Skip to main content

Building a Bridge with a Stanley No.192 Plane

The bridge of a guitar as we know it today is a relatively modern invention consolidated by Torres, although he was not the inventor.

Jose L. Romanillos, Antonio de Torres, 1995


Many people don't know how much work is involved in constructing a guitar bridge, I know for most classical guitarists it is simply an anchor point for the guitar's strings.



I arch the bottom of the bridge to match the guitar sound board's doming, cut a channel for the saddle to sit in and I make a tie block for the strings.

The tie block gets covered with a piece of mother of pearl, this protects the tie block from string wear and gives the guitar a bit of bling.

Since I am making a fairly close copy of a Hernandez y Aguado bridge, the tie block is sloped towards the saddle slot, this was original done to increase the breaking angle of the strings over the bridge. This helps increase the overtones in the guitar. Compare that with a modern flamenco guitar bridge and you will see the string "breaking angle" is very, very shallow, the string goes almost straight from the tie block to the saddle.



I souped up the blade on my grandfather's Stanley No.192 rabbet plane and it works wonders in cutting out a rabbet for the tie block overlay.



It would be nice to close up the mouth of this plane just a little, but if I do my job of properly sharpening this Sweetheart Era blade it performs with perfect aplomb.



The Rocklite Ebano bridge with its new MOP tie block overlay. I put a bit of hide glue on the tie block, dry it with a heat gun, clamp the MOP onto it and then run some CA glue along the edges.

Tomorrow is the day from drilling the string holes in both bridges, then the final shaping and carefully stowing away the bridges so they will not become damaged.

Please bear with me as I find a new template for my blog, I want the blog to be easy read and search.

Here's a video of a brilliant young guitarist from Australia, Stephanie Jones!



Comments

Popular posts from this blog

How to Make a Traditional Froe Mallet

What holds the Holy of the Holies, what did Brahma become? Wood. Why will aspen always tremble? For the nails driven into the cross. What makes the color of wood? The soil it tastes. Cradle, fiddle, coffin, bed: wood is a column of earth made ambitious by light, and made of beauty by the rain.

Kim R. Stafford, Having Everything Right, 1986.

Rive, verb, to split
Shake, noun, a split in a piece wood. (Heart shake, ring shake)
Shake, verb, (Middle English), to split.

I know I should have been in the studio working on my back log of guitars, but the day was so nice and warm with a tall blue canopy, I couldn't stay inside. I decided that I needed to make a proper froe mallet. This style of mallet is traditional to northeastern California, primarily Tehama (where I'm from), Butte, Shasta and Plumas counties where making shingles by hand from sugar pines was an industry. I don't know if it was used in any other region along the Pacific Rim, other parts of the United States or even o…

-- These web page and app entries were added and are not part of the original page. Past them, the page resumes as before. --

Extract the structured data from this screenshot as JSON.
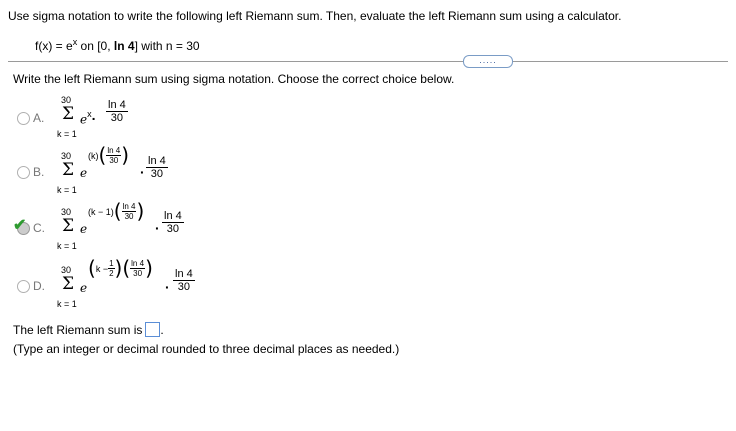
{
  "question": "Use sigma notation to write the following left Riemann sum. Then, evaluate the left Riemann sum using a calculator.",
  "problem": {
    "fx_prefix": "f(x) = e",
    "fx_sup": "x",
    "fx_rest": " on [0, ",
    "ln4_bold": "ln 4",
    "n_text": "] with n = 30"
  },
  "expand_dots": ".....",
  "instruction": "Write the left Riemann sum using sigma notation. Choose the correct choice below.",
  "sigma": "Σ",
  "upper": "30",
  "lower": "k = 1",
  "e": "e",
  "ln4": "ln 4",
  "den": "30",
  "options": {
    "a": {
      "label": "A.",
      "exp": "x",
      "selected": false
    },
    "b": {
      "label": "B.",
      "exp": "(k)",
      "selected": false
    },
    "c": {
      "label": "C.",
      "exp": "(k − 1)",
      "selected": true
    },
    "d": {
      "label": "D.",
      "exp_prefix": "k −",
      "half_n": "1",
      "half_d": "2",
      "selected": false
    }
  },
  "answer_label": "The left Riemann sum is",
  "hint": "(Type an integer or decimal rounded to three decimal places as needed.)"
}
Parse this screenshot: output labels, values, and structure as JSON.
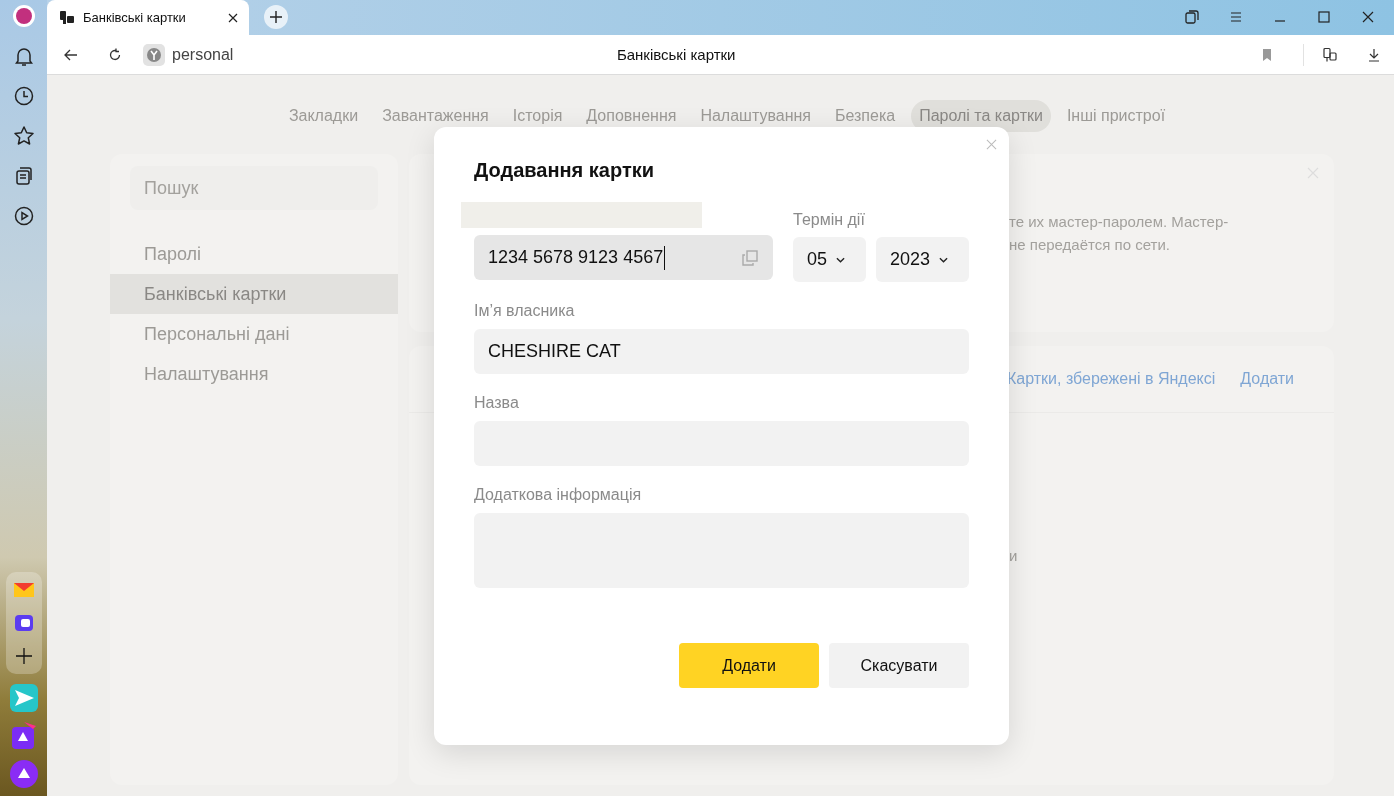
{
  "browser_tab": {
    "title": "Банківські картки",
    "selected": true
  },
  "address_bar": {
    "site": "personal",
    "page_title": "Банківські картки"
  },
  "settings_nav": [
    {
      "label": "Закладки",
      "selected": false
    },
    {
      "label": "Завантаження",
      "selected": false
    },
    {
      "label": "Історія",
      "selected": false
    },
    {
      "label": "Доповнення",
      "selected": false
    },
    {
      "label": "Налаштування",
      "selected": false
    },
    {
      "label": "Безпека",
      "selected": false
    },
    {
      "label": "Паролі та картки",
      "selected": true
    },
    {
      "label": "Інші пристрої",
      "selected": false
    }
  ],
  "sidebar": {
    "search": {
      "placeholder": "Пошук"
    },
    "items": [
      {
        "label": "Паролі",
        "selected": false
      },
      {
        "label": "Банківські картки",
        "selected": true
      },
      {
        "label": "Персональні дані",
        "selected": false
      },
      {
        "label": "Налаштування",
        "selected": false
      }
    ]
  },
  "notice": {
    "lines": [
      "те их мастер-паролем. Мастер-",
      "не передаётся по сети."
    ]
  },
  "cards_panel": {
    "links": [
      "Картки, збережені в Яндексі",
      "Додати"
    ],
    "fragment": "и"
  },
  "dialog": {
    "title": "Додавання картки",
    "card_number": {
      "value": "1234 5678 9123 4567",
      "focused": true
    },
    "expiry": {
      "label": "Термін дії",
      "month": "05",
      "year": "2023"
    },
    "fields": [
      {
        "label": "Ім’я власника",
        "value": "CHESHIRE CAT",
        "kind": "line"
      },
      {
        "label": "Назва",
        "kind": "line"
      },
      {
        "label": "Додаткова інформація",
        "kind": "area"
      }
    ],
    "buttons": [
      {
        "label": "Додати",
        "kind": "primary"
      },
      {
        "label": "Скасувати",
        "kind": "secondary"
      }
    ]
  }
}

Basic Hand Tool Kit for Making a Classical Guitar, Revised

Ours is really a simple craft.

James Krenov, The Impractical Cabinetmaker, 1979


So, you want to build a guitar.

Since the original post, Basic Hand Tool Kit for Guitar Making, click here to see it, is the most popular post on this blog, I thought I would revisit it and adjust it to what I am using now to make a classical guitar.

The first thing I recommend doing is to buy or borrow copies of the following books:

Guitar Making: Tradition and Technology, by William Cumpiano and Jonathan Natelson
Making Master Guitars, by Roy Courtnall
The Guitar Maker's Workshop, by Rik Middleton

These are required reading before you begin making a guitar.

Also required reading are these books by Roy Underhill:

The Woodwright's Shop
The Woodwright's Companion
The Woodwright's Workbench
The Woodwright's Apprentice


Why these books by Mr. Underhill? You will learn valuable wood working techniques if you make any of his projects. The dovetail joints used to join a drawer together are far mor…

The Guitar Maker's Backsaw for Cutting Fret Slots

The overall correct process of placing frets in a guitar fingerboard ("fretting"), is far less straight forward than most people believe. A perfect job, for perfect playability, requires some careful preparation.

Anthony Lintner, guitar maker



Twenty five years ago, I bought my first fretting saw from Luthiers Mercantile. It was made in Germany and had a straight handle on it, basically it was a gent's saw.

First thing I did to the saw was to take off the straight handle and make a nice handle for it from some wonderful Claro walnut that came from a Cottonwood Creek bottom wild grown walnut. I used it to cut fret slots in dulcimer and classical guitar fret boards. The saw served me well for several years until I made the mistake of cutting some brass with it.

Well, I never did get around to sharpening the thing.

The blade is .015 of an inch thick with the teeth set at .022-.023 of an inch. I think it has 22 teeth per inch. It is a great saw and I was very sad to see that…